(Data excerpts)
------------------------------
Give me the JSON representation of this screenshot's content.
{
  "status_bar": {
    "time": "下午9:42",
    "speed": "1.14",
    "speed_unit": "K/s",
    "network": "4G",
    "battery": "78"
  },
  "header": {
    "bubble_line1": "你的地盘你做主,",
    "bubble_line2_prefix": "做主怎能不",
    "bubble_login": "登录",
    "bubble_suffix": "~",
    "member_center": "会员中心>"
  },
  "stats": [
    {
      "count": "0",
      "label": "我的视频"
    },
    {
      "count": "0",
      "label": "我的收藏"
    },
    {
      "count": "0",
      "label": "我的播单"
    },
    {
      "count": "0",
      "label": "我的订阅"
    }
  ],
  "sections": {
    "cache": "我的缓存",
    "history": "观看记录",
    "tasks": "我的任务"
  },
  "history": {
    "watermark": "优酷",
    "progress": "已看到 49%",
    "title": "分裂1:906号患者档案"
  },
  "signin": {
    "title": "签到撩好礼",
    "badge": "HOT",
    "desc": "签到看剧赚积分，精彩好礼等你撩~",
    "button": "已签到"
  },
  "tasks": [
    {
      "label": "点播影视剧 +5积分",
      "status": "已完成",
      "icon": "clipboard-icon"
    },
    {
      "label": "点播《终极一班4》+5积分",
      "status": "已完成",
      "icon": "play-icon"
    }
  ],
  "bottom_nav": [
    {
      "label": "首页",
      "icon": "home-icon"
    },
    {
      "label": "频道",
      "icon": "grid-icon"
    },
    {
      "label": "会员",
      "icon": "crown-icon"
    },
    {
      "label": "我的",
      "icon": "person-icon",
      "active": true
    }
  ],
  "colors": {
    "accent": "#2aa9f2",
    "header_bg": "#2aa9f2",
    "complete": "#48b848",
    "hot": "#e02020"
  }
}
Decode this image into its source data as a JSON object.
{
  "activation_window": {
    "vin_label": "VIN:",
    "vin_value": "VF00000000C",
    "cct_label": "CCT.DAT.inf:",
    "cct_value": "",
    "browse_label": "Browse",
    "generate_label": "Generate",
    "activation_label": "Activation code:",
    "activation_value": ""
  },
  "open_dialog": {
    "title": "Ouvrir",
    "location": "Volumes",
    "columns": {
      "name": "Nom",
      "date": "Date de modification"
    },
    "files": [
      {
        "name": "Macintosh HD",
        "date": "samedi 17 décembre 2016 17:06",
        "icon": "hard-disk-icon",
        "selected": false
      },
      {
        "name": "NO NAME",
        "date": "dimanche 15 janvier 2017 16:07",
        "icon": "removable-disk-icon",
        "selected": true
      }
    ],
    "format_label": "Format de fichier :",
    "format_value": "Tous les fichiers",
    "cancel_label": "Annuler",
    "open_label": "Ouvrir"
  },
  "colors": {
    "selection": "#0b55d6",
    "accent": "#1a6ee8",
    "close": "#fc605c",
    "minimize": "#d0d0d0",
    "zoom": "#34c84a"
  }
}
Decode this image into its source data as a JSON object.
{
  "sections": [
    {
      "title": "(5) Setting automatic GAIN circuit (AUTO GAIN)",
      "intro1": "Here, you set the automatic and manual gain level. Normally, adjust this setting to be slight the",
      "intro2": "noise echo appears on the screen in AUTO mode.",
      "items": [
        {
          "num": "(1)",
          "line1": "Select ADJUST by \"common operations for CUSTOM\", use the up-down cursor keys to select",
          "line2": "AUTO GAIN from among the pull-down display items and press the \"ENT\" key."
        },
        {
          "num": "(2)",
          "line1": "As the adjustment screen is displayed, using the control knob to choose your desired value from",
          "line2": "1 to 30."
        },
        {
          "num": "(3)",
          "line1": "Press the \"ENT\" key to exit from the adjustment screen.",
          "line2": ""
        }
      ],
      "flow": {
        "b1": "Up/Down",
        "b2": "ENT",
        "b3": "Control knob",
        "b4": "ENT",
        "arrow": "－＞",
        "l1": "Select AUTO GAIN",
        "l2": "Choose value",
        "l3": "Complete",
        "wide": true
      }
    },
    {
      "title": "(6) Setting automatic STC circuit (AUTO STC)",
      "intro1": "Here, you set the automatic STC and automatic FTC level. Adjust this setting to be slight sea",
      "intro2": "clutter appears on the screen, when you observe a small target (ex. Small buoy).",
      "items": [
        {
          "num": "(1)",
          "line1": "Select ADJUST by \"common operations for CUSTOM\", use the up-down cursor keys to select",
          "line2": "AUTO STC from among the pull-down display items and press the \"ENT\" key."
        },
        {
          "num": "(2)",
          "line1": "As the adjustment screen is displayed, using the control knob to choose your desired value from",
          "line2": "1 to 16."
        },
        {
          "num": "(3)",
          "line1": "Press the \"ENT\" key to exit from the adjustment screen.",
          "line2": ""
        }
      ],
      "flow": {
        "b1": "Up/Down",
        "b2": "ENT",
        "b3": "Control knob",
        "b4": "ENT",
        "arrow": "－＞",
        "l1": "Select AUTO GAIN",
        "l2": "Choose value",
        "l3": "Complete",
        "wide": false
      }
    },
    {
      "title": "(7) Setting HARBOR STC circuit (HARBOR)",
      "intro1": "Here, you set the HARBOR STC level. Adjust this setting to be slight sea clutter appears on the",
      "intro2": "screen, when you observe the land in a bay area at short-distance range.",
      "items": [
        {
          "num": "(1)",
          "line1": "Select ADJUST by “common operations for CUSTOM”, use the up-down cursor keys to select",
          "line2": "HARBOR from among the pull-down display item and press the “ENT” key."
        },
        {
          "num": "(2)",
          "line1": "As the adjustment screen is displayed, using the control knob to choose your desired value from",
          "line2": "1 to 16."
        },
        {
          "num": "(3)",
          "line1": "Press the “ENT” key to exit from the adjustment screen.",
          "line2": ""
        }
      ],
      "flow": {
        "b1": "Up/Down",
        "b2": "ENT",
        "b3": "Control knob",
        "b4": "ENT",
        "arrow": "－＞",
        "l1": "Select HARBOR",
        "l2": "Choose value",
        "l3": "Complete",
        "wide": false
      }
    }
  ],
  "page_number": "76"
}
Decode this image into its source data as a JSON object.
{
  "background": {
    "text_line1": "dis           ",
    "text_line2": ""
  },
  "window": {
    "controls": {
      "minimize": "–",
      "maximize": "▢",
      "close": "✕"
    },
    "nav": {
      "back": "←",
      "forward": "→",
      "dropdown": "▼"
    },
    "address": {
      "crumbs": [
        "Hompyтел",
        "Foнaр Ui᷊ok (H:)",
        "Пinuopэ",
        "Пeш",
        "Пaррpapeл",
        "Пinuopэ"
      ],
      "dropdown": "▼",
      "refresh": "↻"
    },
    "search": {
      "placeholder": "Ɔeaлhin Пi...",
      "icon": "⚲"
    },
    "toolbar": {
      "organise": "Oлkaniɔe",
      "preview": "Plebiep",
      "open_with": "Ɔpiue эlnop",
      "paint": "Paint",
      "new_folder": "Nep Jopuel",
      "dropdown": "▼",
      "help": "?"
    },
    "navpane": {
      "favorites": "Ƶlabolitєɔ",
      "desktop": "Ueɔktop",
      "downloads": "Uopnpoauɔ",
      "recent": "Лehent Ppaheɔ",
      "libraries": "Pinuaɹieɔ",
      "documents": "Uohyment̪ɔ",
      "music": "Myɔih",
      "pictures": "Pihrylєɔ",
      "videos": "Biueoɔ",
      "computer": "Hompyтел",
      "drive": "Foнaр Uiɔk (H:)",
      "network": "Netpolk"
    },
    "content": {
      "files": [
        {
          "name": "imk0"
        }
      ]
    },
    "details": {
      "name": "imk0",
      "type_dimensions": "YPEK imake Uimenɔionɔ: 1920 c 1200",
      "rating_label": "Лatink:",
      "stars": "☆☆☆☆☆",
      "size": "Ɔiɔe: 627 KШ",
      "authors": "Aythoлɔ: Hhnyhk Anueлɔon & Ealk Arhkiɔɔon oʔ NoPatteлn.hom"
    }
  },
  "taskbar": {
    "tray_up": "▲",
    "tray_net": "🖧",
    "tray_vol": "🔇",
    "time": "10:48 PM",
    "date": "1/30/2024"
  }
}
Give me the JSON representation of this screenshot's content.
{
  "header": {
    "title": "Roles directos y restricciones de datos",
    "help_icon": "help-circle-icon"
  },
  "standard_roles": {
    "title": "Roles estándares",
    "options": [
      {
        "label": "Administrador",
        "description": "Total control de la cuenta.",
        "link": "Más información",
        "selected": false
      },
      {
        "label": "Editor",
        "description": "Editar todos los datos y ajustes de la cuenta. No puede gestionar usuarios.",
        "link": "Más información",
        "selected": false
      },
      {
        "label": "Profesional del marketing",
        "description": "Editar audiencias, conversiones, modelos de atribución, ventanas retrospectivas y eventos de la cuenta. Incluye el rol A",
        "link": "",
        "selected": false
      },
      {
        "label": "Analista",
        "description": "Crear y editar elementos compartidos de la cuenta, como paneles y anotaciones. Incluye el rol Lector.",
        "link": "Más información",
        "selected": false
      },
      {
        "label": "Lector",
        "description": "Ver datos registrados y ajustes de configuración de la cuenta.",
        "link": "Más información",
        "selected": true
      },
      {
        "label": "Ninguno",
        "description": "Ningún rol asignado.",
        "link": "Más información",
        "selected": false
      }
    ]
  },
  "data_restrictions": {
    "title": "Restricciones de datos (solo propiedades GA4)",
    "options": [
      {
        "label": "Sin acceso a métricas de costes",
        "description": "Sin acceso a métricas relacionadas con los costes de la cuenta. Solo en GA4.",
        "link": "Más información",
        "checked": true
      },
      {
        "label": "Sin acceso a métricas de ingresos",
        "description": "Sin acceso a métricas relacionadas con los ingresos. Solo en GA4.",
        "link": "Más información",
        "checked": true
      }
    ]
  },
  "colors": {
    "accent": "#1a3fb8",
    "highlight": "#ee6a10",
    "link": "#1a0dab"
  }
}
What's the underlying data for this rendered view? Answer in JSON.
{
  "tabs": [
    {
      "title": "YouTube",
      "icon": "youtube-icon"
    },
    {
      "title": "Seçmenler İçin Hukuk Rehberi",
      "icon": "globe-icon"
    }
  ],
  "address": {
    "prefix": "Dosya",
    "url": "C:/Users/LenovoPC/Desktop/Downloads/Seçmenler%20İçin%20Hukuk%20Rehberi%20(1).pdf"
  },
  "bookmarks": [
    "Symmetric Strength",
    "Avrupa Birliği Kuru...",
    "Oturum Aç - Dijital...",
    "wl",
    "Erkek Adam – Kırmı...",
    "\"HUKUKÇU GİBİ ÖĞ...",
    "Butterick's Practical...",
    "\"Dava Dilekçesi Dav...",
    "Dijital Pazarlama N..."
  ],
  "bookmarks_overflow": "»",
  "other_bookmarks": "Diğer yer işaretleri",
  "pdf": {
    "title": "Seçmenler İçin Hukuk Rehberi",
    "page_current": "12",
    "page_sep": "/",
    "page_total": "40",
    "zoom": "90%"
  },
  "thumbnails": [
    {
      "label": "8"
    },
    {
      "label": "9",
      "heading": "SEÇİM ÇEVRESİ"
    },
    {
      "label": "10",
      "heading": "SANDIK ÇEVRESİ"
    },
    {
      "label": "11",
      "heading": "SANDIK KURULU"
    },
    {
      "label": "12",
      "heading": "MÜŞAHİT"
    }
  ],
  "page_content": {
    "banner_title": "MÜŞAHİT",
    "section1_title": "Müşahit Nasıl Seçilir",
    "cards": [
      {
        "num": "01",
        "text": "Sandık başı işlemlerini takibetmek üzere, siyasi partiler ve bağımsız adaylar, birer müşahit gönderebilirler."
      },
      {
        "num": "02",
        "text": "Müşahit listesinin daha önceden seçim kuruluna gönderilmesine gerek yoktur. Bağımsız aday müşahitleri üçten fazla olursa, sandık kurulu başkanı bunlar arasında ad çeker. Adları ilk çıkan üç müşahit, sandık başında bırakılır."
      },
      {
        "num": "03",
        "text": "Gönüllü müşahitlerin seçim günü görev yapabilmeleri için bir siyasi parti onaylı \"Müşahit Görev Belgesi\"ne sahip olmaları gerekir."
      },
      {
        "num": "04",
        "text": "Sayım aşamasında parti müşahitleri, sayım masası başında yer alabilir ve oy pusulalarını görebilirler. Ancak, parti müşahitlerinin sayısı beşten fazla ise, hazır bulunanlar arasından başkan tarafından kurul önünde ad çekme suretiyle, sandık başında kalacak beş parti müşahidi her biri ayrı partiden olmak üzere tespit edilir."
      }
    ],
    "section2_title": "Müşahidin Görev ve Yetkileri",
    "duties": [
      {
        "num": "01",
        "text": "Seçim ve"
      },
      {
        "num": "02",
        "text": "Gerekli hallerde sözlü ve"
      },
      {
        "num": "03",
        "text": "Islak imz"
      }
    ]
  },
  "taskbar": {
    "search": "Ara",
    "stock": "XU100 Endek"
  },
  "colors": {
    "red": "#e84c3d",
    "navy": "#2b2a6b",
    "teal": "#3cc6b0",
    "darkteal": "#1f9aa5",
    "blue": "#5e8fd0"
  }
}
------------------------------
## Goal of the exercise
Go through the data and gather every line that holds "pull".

## Finished exercise
          "line2": "AUTO GAIN from among the pull-down display items and press the \"ENT\" key."
          "line2": "AUTO STC from among the pull-down display items and press the \"ENT\" key."
          "line2": "HARBOR from among the pull-down display item and press the “ENT” key."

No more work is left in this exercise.